Sunday, February 15, 2009

Love, fear and other cases of mistaken identity

If this bridge is rockin’…

Another Valentine's Day bites the dust. In its wake there will no doubt be countless readers out there in blogspace looking at their love life, wondering how they might go about adding a second person into it – Romeos looking for their Juliet, Barbies looking for their Ken, Parises looking for a Paris (or Nick, or Rick, or Stavros, or…). For those people I have but one piece of advice: fear is your friend.

It seems a little counter-intuitive, but next time you’re out to impress that special someone, the best approach mightn’t be roses and candle-lit dinners but instead some sparsely bolted overhanging rock, maybe a spot of downhill biking or even a double-black-diamond ski run if the snow’s in good shape (but remember, the goal here is to gently frighten – not kill or maim). It sounds insane, but it’s based on solid evidence.

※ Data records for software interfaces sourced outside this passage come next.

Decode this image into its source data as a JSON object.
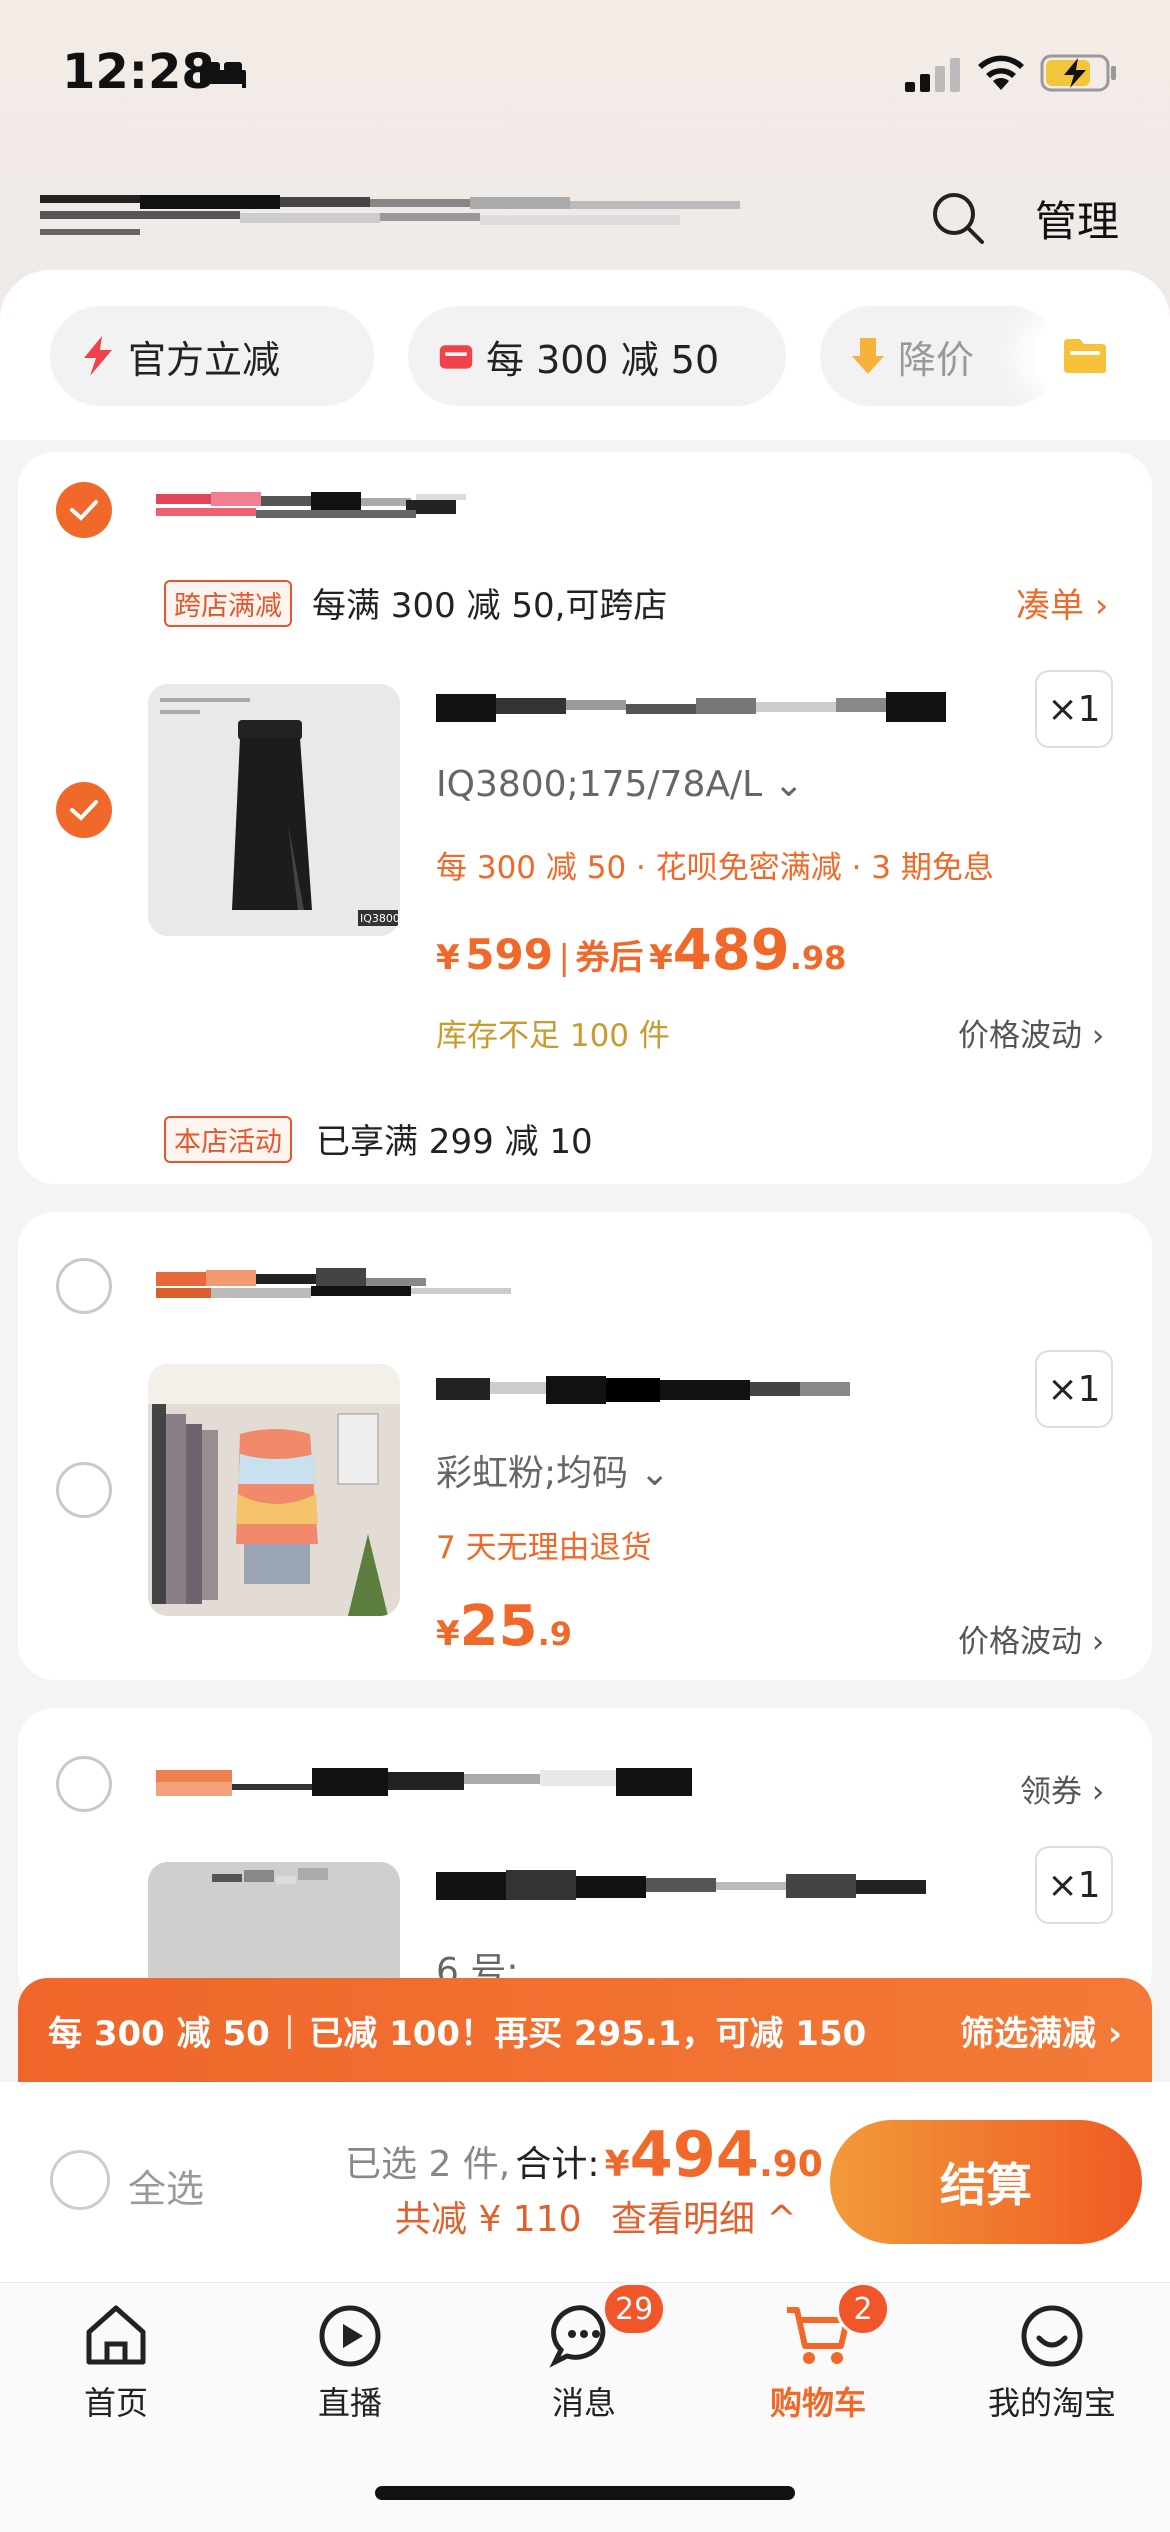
{
  "status_bar": {
    "time": "12:28"
  },
  "header": {
    "manage_label": "管理"
  },
  "filters": [
    {
      "label": "官方立减",
      "icon": "lightning-icon"
    },
    {
      "label": "每 300 减 50",
      "icon": "coupon-icon"
    },
    {
      "label": "降价",
      "icon": "arrow-down-icon"
    }
  ],
  "store1": {
    "cross_store_tag": "跨店满减",
    "promo_text": "每满 300 减 50,可跨店",
    "combine_link": "凑单 ›",
    "item": {
      "thumb_label": "IQ3800",
      "qty": "×1",
      "sku": "IQ3800;175/78A/L ⌄",
      "promo": "每 300 减 50 · 花呗免密满减 · 3 期免息",
      "price_symbol": "¥",
      "price": "599",
      "coupon_label": "券后",
      "coupon_symbol": "¥",
      "coupon_price_int": "489",
      "coupon_price_dec": ".98",
      "stock": "库存不足 100 件",
      "price_fluct": "价格波动 ›"
    },
    "store_activity_tag": "本店活动",
    "store_activity_text": "已享满 299 减 10"
  },
  "store2": {
    "item": {
      "qty": "×1",
      "sku": "彩虹粉;均码 ⌄",
      "promo": "7 天无理由退货",
      "price_symbol": "¥",
      "price_int": "25",
      "price_dec": ".9",
      "price_fluct": "价格波动 ›"
    }
  },
  "store3": {
    "coupon_link": "领券 ›",
    "item": {
      "qty": "×1",
      "sku_partial": "6 号;…"
    }
  },
  "promo_banner": {
    "left": "每 300 减 50",
    "middle": "已减 100！再买 295.1，可减 150",
    "right": "筛选满减 ›"
  },
  "checkout": {
    "select_all": "全选",
    "selected_count": "已选 2 件,",
    "total_label": "合计:",
    "total_symbol": "¥",
    "total_int": "494",
    "total_dec": ".90",
    "saved": "共减 ¥ 110",
    "details": "查看明细 ^",
    "button": "结算"
  },
  "tabs": [
    {
      "label": "首页",
      "icon": "home-icon"
    },
    {
      "label": "直播",
      "icon": "live-icon"
    },
    {
      "label": "消息",
      "icon": "message-icon",
      "badge": "29"
    },
    {
      "label": "购物车",
      "icon": "cart-icon",
      "badge": "2",
      "active": true
    },
    {
      "label": "我的淘宝",
      "icon": "profile-icon"
    }
  ],
  "colors": {
    "accent": "#f0692a",
    "stock": "#c79b2e",
    "banner": "#f0662a"
  }
}
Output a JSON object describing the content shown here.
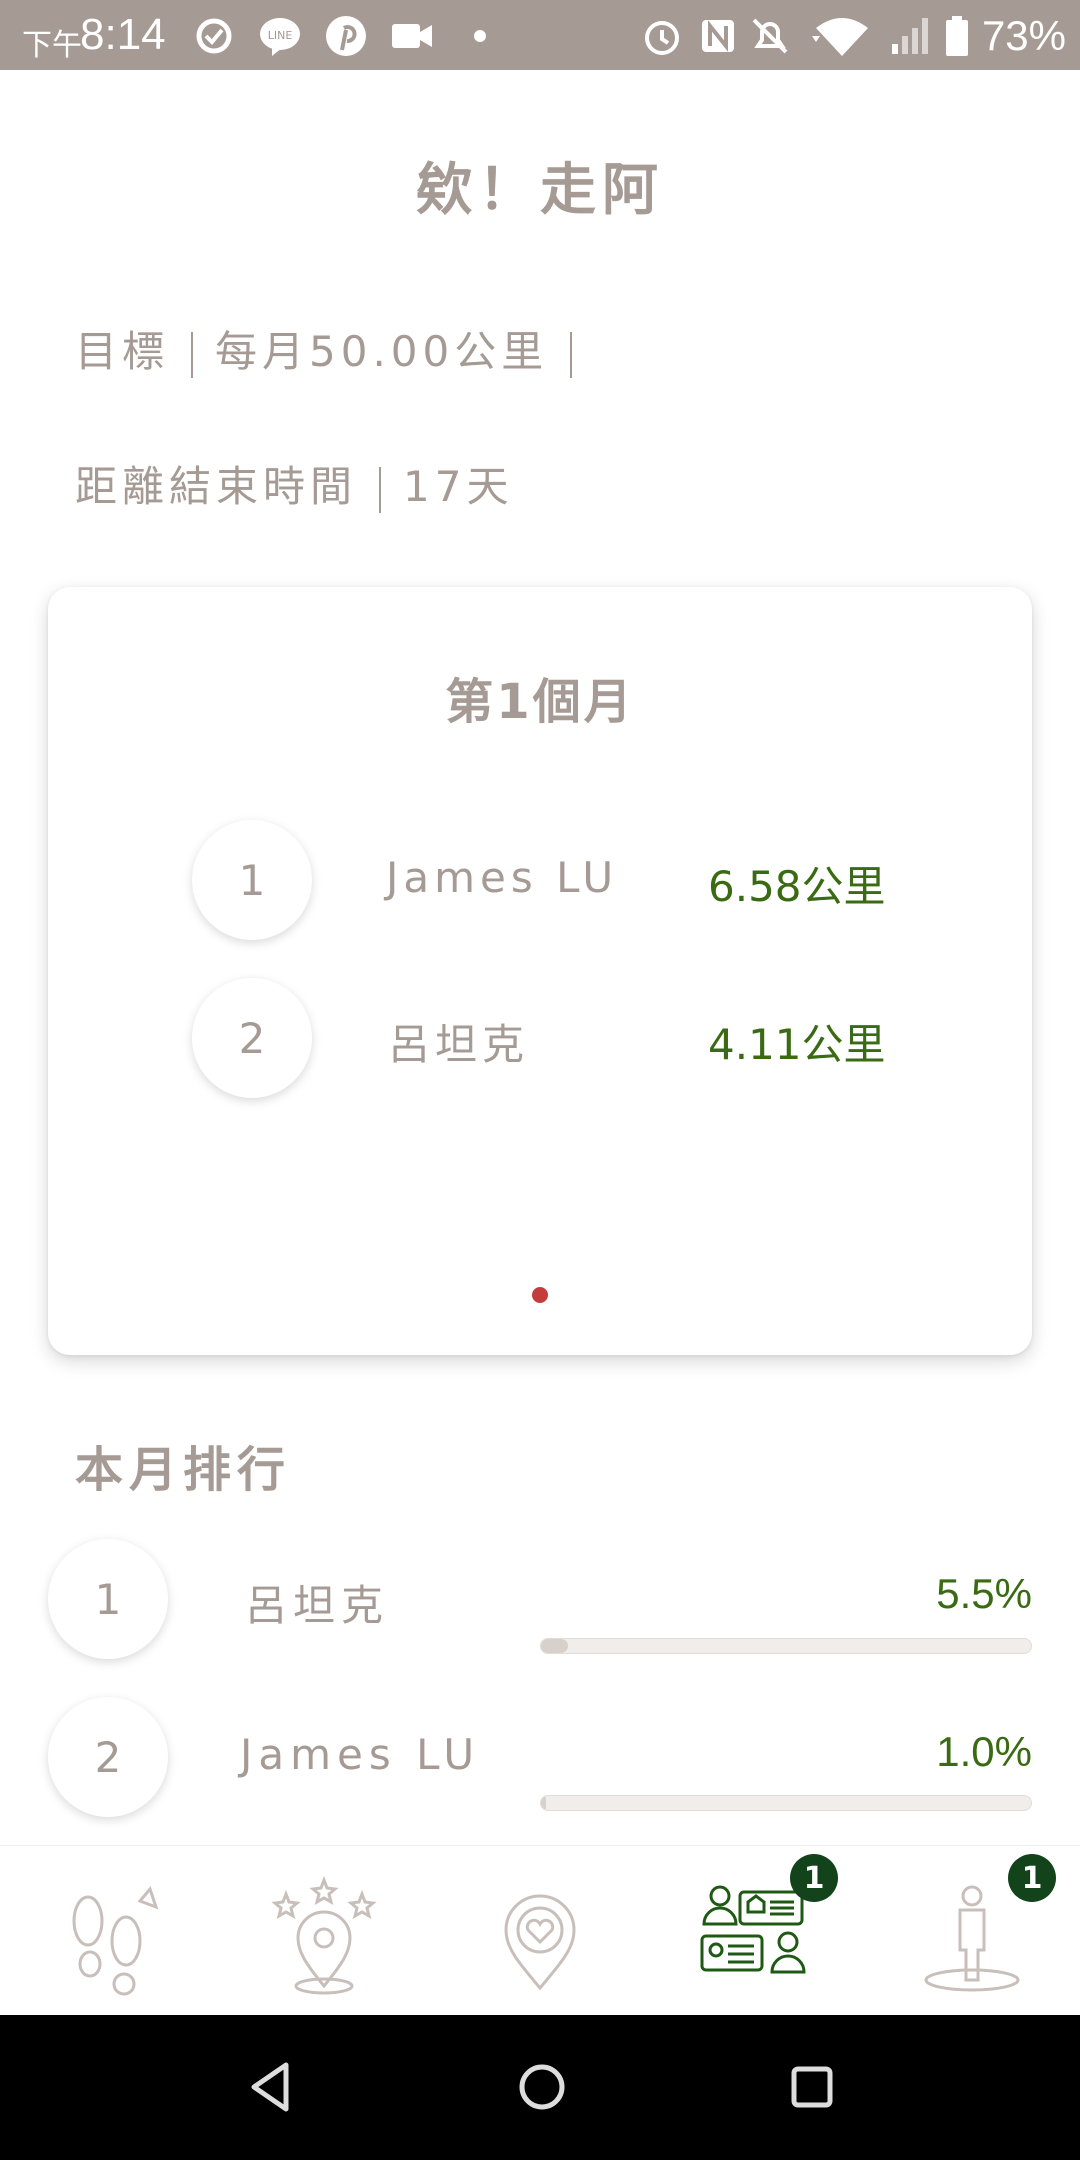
{
  "status_bar": {
    "time_prefix": "下午",
    "time": "8:14",
    "battery": "73%",
    "icons": [
      "sync-icon",
      "line-icon",
      "pinterest-icon",
      "video-icon",
      "dot-icon",
      "alarm-icon",
      "nfc-icon",
      "mute-icon",
      "wifi-icon",
      "signal-icon",
      "battery-icon"
    ]
  },
  "header": {
    "title": "欸！走阿",
    "goal_label": "目標",
    "goal_value": "每月50.00公里",
    "remaining_label": "距離結束時間",
    "remaining_value": "17天"
  },
  "card": {
    "title": "第1個月",
    "rows": [
      {
        "rank": "1",
        "name": "James LU",
        "distance": "6.58公里"
      },
      {
        "rank": "2",
        "name": "呂坦克",
        "distance": "4.11公里"
      }
    ]
  },
  "monthly_ranking": {
    "title": "本月排行",
    "rows": [
      {
        "rank": "1",
        "name": "呂坦克",
        "percent": "5.5%",
        "progress": 0.055
      },
      {
        "rank": "2",
        "name": "James LU",
        "percent": "1.0%",
        "progress": 0.01
      }
    ]
  },
  "bottom_nav": {
    "items": [
      {
        "icon": "footsteps-icon",
        "badge": ""
      },
      {
        "icon": "star-location-icon",
        "badge": ""
      },
      {
        "icon": "heart-location-icon",
        "badge": ""
      },
      {
        "icon": "group-chat-icon",
        "badge": "1"
      },
      {
        "icon": "person-icon",
        "badge": "1"
      }
    ],
    "active_index": 3
  },
  "colors": {
    "status_bar": "#a59a94",
    "text_muted": "#a59a94",
    "accent_green": "#3a6b12",
    "badge_bg": "#12431a",
    "page_dot": "#c43c3c"
  }
}
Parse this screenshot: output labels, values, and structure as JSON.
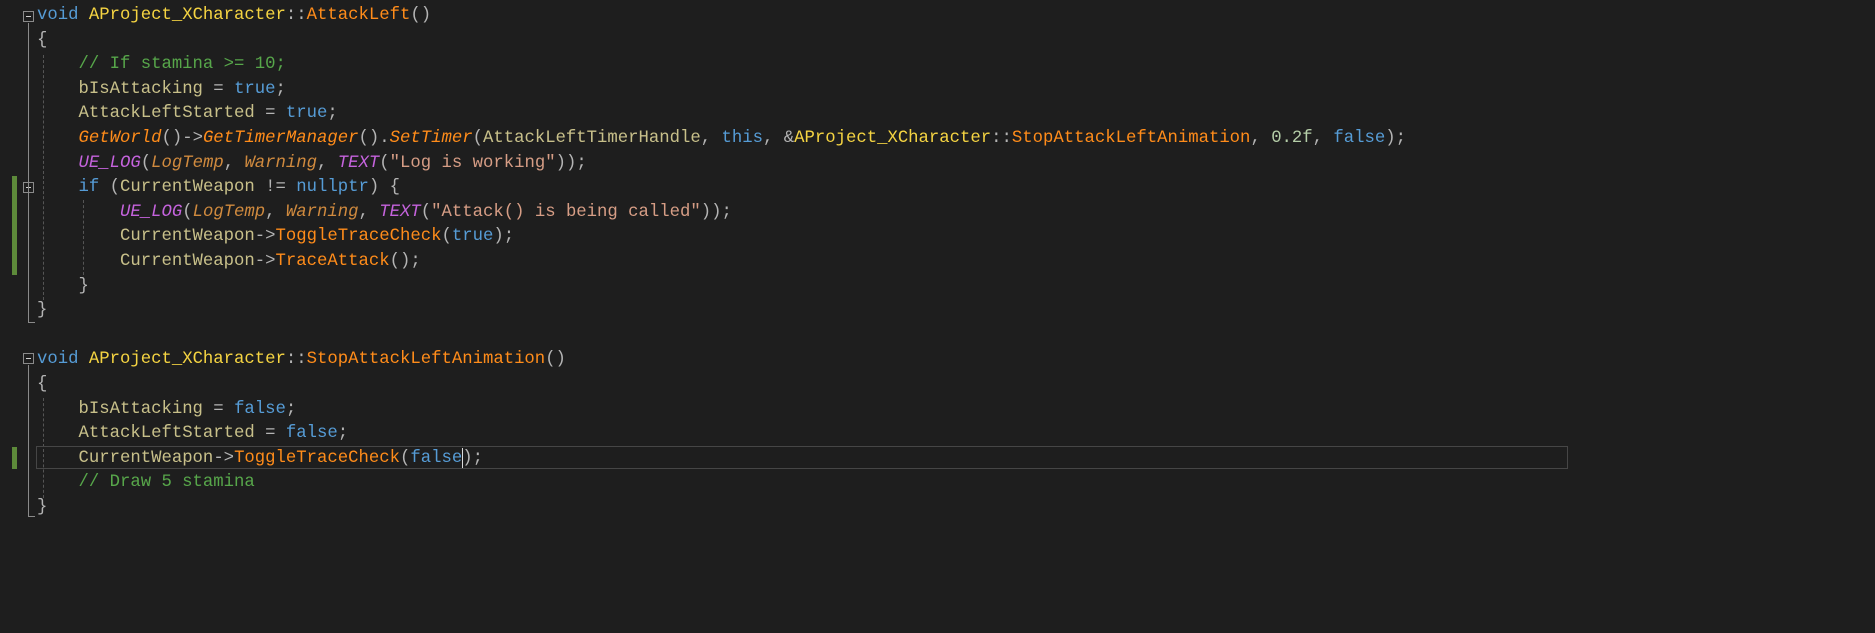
{
  "colors": {
    "background": "#1e1e1e",
    "keyword": "#569cd6",
    "class": "#f5d442",
    "function": "#ff8c1a",
    "variable": "#c8c08a",
    "comment": "#57a64a",
    "macro": "#c563dd",
    "string": "#d69d85",
    "change_marker": "#5d8a3a"
  },
  "lines": [
    {
      "t": [
        [
          "void",
          "kw"
        ],
        [
          " ",
          "p"
        ],
        [
          "AProject_XCharacter",
          "cls"
        ],
        [
          "::",
          "p"
        ],
        [
          "AttackLeft",
          "fn"
        ],
        [
          "()",
          "p"
        ]
      ]
    },
    {
      "t": [
        [
          "{",
          "p"
        ]
      ]
    },
    {
      "t": [
        [
          "    // If stamina >= 10;",
          "cm"
        ]
      ]
    },
    {
      "t": [
        [
          "    ",
          "p"
        ],
        [
          "bIsAttacking",
          "var"
        ],
        [
          " = ",
          "p"
        ],
        [
          "true",
          "kw"
        ],
        [
          ";",
          "p"
        ]
      ]
    },
    {
      "t": [
        [
          "    ",
          "p"
        ],
        [
          "AttackLeftStarted",
          "var"
        ],
        [
          " = ",
          "p"
        ],
        [
          "true",
          "kw"
        ],
        [
          ";",
          "p"
        ]
      ]
    },
    {
      "t": [
        [
          "    ",
          "p"
        ],
        [
          "GetWorld",
          "fni"
        ],
        [
          "()->",
          "p"
        ],
        [
          "GetTimerManager",
          "fni"
        ],
        [
          "().",
          "p"
        ],
        [
          "SetTimer",
          "fni"
        ],
        [
          "(",
          "p"
        ],
        [
          "AttackLeftTimerHandle",
          "var"
        ],
        [
          ", ",
          "p"
        ],
        [
          "this",
          "kw"
        ],
        [
          ", &",
          "p"
        ],
        [
          "AProject_XCharacter",
          "cls"
        ],
        [
          "::",
          "p"
        ],
        [
          "StopAttackLeftAnimation",
          "fn"
        ],
        [
          ", ",
          "p"
        ],
        [
          "0.2f",
          "num"
        ],
        [
          ", ",
          "p"
        ],
        [
          "false",
          "kw"
        ],
        [
          ");",
          "p"
        ]
      ]
    },
    {
      "t": [
        [
          "    ",
          "p"
        ],
        [
          "UE_LOG",
          "mac"
        ],
        [
          "(",
          "p"
        ],
        [
          "LogTemp",
          "mi"
        ],
        [
          ", ",
          "p"
        ],
        [
          "Warning",
          "mi"
        ],
        [
          ", ",
          "p"
        ],
        [
          "TEXT",
          "mac"
        ],
        [
          "(",
          "p"
        ],
        [
          "\"Log is working\"",
          "str"
        ],
        [
          "));",
          "p"
        ]
      ]
    },
    {
      "t": [
        [
          "    ",
          "p"
        ],
        [
          "if",
          "kw"
        ],
        [
          " (",
          "p"
        ],
        [
          "CurrentWeapon",
          "var"
        ],
        [
          " != ",
          "p"
        ],
        [
          "nullptr",
          "kw"
        ],
        [
          ") {",
          "p"
        ]
      ]
    },
    {
      "t": [
        [
          "        ",
          "p"
        ],
        [
          "UE_LOG",
          "mac"
        ],
        [
          "(",
          "p"
        ],
        [
          "LogTemp",
          "mi"
        ],
        [
          ", ",
          "p"
        ],
        [
          "Warning",
          "mi"
        ],
        [
          ", ",
          "p"
        ],
        [
          "TEXT",
          "mac"
        ],
        [
          "(",
          "p"
        ],
        [
          "\"Attack() is being called\"",
          "str"
        ],
        [
          "));",
          "p"
        ]
      ]
    },
    {
      "t": [
        [
          "        ",
          "p"
        ],
        [
          "CurrentWeapon",
          "var"
        ],
        [
          "->",
          "p"
        ],
        [
          "ToggleTraceCheck",
          "fn"
        ],
        [
          "(",
          "p"
        ],
        [
          "true",
          "kw"
        ],
        [
          ");",
          "p"
        ]
      ]
    },
    {
      "t": [
        [
          "        ",
          "p"
        ],
        [
          "CurrentWeapon",
          "var"
        ],
        [
          "->",
          "p"
        ],
        [
          "TraceAttack",
          "fn"
        ],
        [
          "();",
          "p"
        ]
      ]
    },
    {
      "t": [
        [
          "    }",
          "p"
        ]
      ]
    },
    {
      "t": [
        [
          "}",
          "p"
        ]
      ]
    },
    {
      "t": []
    },
    {
      "t": [
        [
          "void",
          "kw"
        ],
        [
          " ",
          "p"
        ],
        [
          "AProject_XCharacter",
          "cls"
        ],
        [
          "::",
          "p"
        ],
        [
          "StopAttackLeftAnimation",
          "fn"
        ],
        [
          "()",
          "p"
        ]
      ]
    },
    {
      "t": [
        [
          "{",
          "p"
        ]
      ]
    },
    {
      "t": [
        [
          "    ",
          "p"
        ],
        [
          "bIsAttacking",
          "var"
        ],
        [
          " = ",
          "p"
        ],
        [
          "false",
          "kw"
        ],
        [
          ";",
          "p"
        ]
      ]
    },
    {
      "t": [
        [
          "    ",
          "p"
        ],
        [
          "AttackLeftStarted",
          "var"
        ],
        [
          " = ",
          "p"
        ],
        [
          "false",
          "kw"
        ],
        [
          ";",
          "p"
        ]
      ]
    },
    {
      "t": [
        [
          "    ",
          "p"
        ],
        [
          "CurrentWeapon",
          "var"
        ],
        [
          "->",
          "p"
        ],
        [
          "ToggleTraceCheck",
          "fn"
        ],
        [
          "(",
          "p"
        ],
        [
          "false",
          "kw"
        ],
        [
          ");",
          "p"
        ]
      ]
    },
    {
      "t": [
        [
          "    // Draw 5 stamina",
          "cm"
        ]
      ]
    },
    {
      "t": [
        [
          "}",
          "p"
        ]
      ]
    }
  ]
}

Back in 1974, psychologists Donald Dutton and Arthur Aron from the University of British Columbia, put together a series of experiments involving rickety bridges and sexy researchers. Their hypothesis said that people should find an attractive person really attractive in the presence of a strong emotional stimulus – like fear.

The two canny Canadians set up a series of experiments, the most famous of which involved a good-looking female researcher who would interview randomly selected male subjects half way along two bridges – one safe; one high, windy, unstable and scary.

The at the interview she’d go through a series of decoy questions, then show the subject a picture of a young woman covering her face with one hand and reaching out with the other and ask “tell me what you see here”. At the conclusion of each interview she would hand out her phone number, “just in case you have any questions about the study.” The researchers then rated the sexual content of the picture responses and counted the number of calls, comparing between the two bridges.

The results showed the sexual content of the picture responses on the scary bridge to be double that of the sedate bridge and nearly five times as many subjects phoned the researcher after being on the scary bridge, compared to the sedate one. The conclusion; the unsuspecting guys were ‘mistaking’ their fear-induced heightened state of arousal for being head-over-heels love-struck for the researcher!

Other experiments in the study, as well as subsequent trials have, on the whole, confirmed their findings. These days the body of knowledge they developed is known as the “misattribution of arousal paradigm”. If you’re feeling geeky, you can check out the original study here.

Who would have thought, the secret that’s kept ski instructors’ and rafting guides’ beds warm for decades is actually an established scientific principle. Why isn’t it surprising that that the Canadians discovered it.